Posts tagged with "Criminal charges"

Steve Bannon surrenders to Manhattan DA for ‘Build the Wall’ financial fraud case

September 9, 2022

Rightwing provocateur Steve Bannon turned himself in Thursday morning, September 8, to the Manhattan district attorney’s office, where he is expected to face criminal charges of financial fraud, reports The Daily Beast.

New York prosecutors are attempting to nail him for crimes that former President Donald Trump already had pardoned. However, that presidential Get Out of Jail card only applied to a previous federal case that had to be dropped. The DA operates at a state level and doesn’t have to abide by that pardon.

Bannon—who was scheduled to be arraigned at 2:30 p.m. (EDT)—had to turn over his passport, according to a source familiar with the case. That person said the DA’s case is being handled by two prosecutors in the office’s economic crimes bureau: assistant district attorneys Daniel Passeser and Michael Frantel.

The U.S. Constitution guarantees that a person cannot be prosecuted twice for the same crime, a concept known as “double jeopardy.” However, New Yorkers fed up with rampant corruption during the Trump Administration sought to create a loophole of sorts in 2019—allowing the state to pursue criminal charges on a local level that weren’t being addressed at the federal one.

The Manhattan DA’s office has taken the same approach with other Trump World associates. Last year, it brought a criminal cyberstalking case  against another person who previously had received a Trump pardon: Ken Kurson, a former editor of The New York Observer who’s close with Trump’s son-in-law and former Observer owner Jared Kushner. Earlier this year, Kurson took a plea deal for unlawfully spying on his ex-wife.

Research contact: @thedailybeast

Class-action lawsuit filed against eight colleges snared in admissions bribery scandal

March 15, 2019

As if top U.S. colleges are not charging enough, parents are bribing industry officials to get their kids into the “right”schools.

Among the high-profile moms and dads who now are being hit with federal criminal charges for providing monetary inducements—some of them, six figures high—to college advisers, test proctors, admissions officers, or athletics coaches to admit their children are actresses Felicity Huffman and Lori Loughlin, as well as top business and legal executives nationwide.

Now, a class-action civil lawsuit has been filed in the U.S. District Court for the Northern District of California by two Stanford University students, Erica Olsen and Kalea Woods, against eight top universities in connection with the massive college admissions bribery scandal, which hit the news on March 12,

The defendants in the lawsuit are Yale University, the University of Southern California, Stanford University, UCLA, the University of San Diego, the University of Texas, Wake Forest University, and Georgetown University. Federal prosecutors have said the schools, themselves, were victims of the scam,l according to a report by CNBC.

Indeed, the suit accuses each of the universities of being “negligent in failing to maintain adequate protocols and security measures in places to guarantee the sanctity of the college admissions process.”

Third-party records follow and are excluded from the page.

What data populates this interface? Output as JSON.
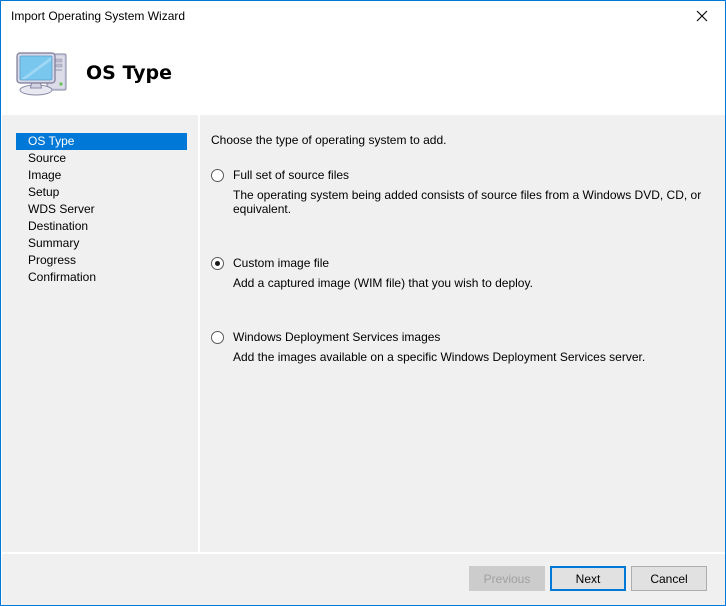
{
  "window": {
    "title": "Import Operating System Wizard",
    "close_icon": "close-icon",
    "accent_color": "#0078d7",
    "body_background": "#f0f0f0"
  },
  "header": {
    "icon": "computer-icon",
    "title": "OS Type"
  },
  "sidebar": {
    "items": [
      {
        "label": "OS Type",
        "selected": true
      },
      {
        "label": "Source",
        "selected": false
      },
      {
        "label": "Image",
        "selected": false
      },
      {
        "label": "Setup",
        "selected": false
      },
      {
        "label": "WDS Server",
        "selected": false
      },
      {
        "label": "Destination",
        "selected": false
      },
      {
        "label": "Summary",
        "selected": false
      },
      {
        "label": "Progress",
        "selected": false
      },
      {
        "label": "Confirmation",
        "selected": false
      }
    ]
  },
  "main": {
    "intro": "Choose the type of operating system to add.",
    "options": [
      {
        "label": "Full set of source files",
        "description": "The operating system being added consists of source files from a Windows DVD, CD, or equivalent.",
        "selected": false
      },
      {
        "label": "Custom image file",
        "description": "Add a captured image (WIM file) that you wish to deploy.",
        "selected": true
      },
      {
        "label": "Windows Deployment Services images",
        "description": "Add the images available on a specific Windows Deployment Services server.",
        "selected": false
      }
    ]
  },
  "footer": {
    "previous_label": "Previous",
    "next_label": "Next",
    "cancel_label": "Cancel"
  }
}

And the suit, which claims more than $5 million in damages, alleges that, as a result of the payoffs, “unqualified students found their way into the admissions rolls of highly selective universities, while those students who played by the rules and did not have college-bribing parents were denied admission.”

Although the only two named plaintiffs to date are Olsen and Woods, the action would ultimately include potentially thousands of students as complainants—if not more, if the case is granted class-action status by a judge.

Also named as a defendant, according to The New York Times, is William “Rick” Singer, 59, the owner of a  college preparatory business, the Edge College & Career Network, who masterminded and profited from the scheme.

The suit claims that the universities named as defendants “knew or should have known of these corrupt practices because the funds” that were being used as bribes to gain admittance for the children of wealthy parents “were often going into university accounts; and to prominent figures, such as coaches and directors in charge of university accounts.”

The suit alleges that the plaintiff, “Olsen has also been damaged because she is a student at Stanford University, another one of the universities plagued by the fraud scandal. Her degree is now not worth as much as it was before, because prospective employers may now question whether she was admitted to the university on her own merits, versus having parents who were willing to bribe school officials.”

And it says that her co-plaintiff, Woods, at the time she applied to USC for admission, “similarly was never informed that the process of admission at USC was an unfair, rigged process, in which parents could buy their way into the university through bribery and dishonest schemes.”

Wake Forest’s president, Nathan Hatch, in a letter made public said that “the university has cooperated fully with the investigation.”

Hatch said he “to make abundantly clear that Wake Forest is considered by the U.S. Department of Justice to be a victim of this fraud. In no way has it been suggested that the university was involved in the deceitful practices, nor were any employees, other than [Wake Forest volleyball coach Bill] Ferguson, accused of wrongdoing.”

Ferguson has reportedly been placed on administrative leave by the institution.

Lawyers for Olsen and Woods, as well as spokesmen for the other universities, did not immediately respond to requests for comment from CNBC.

Research contact: @_DanMangan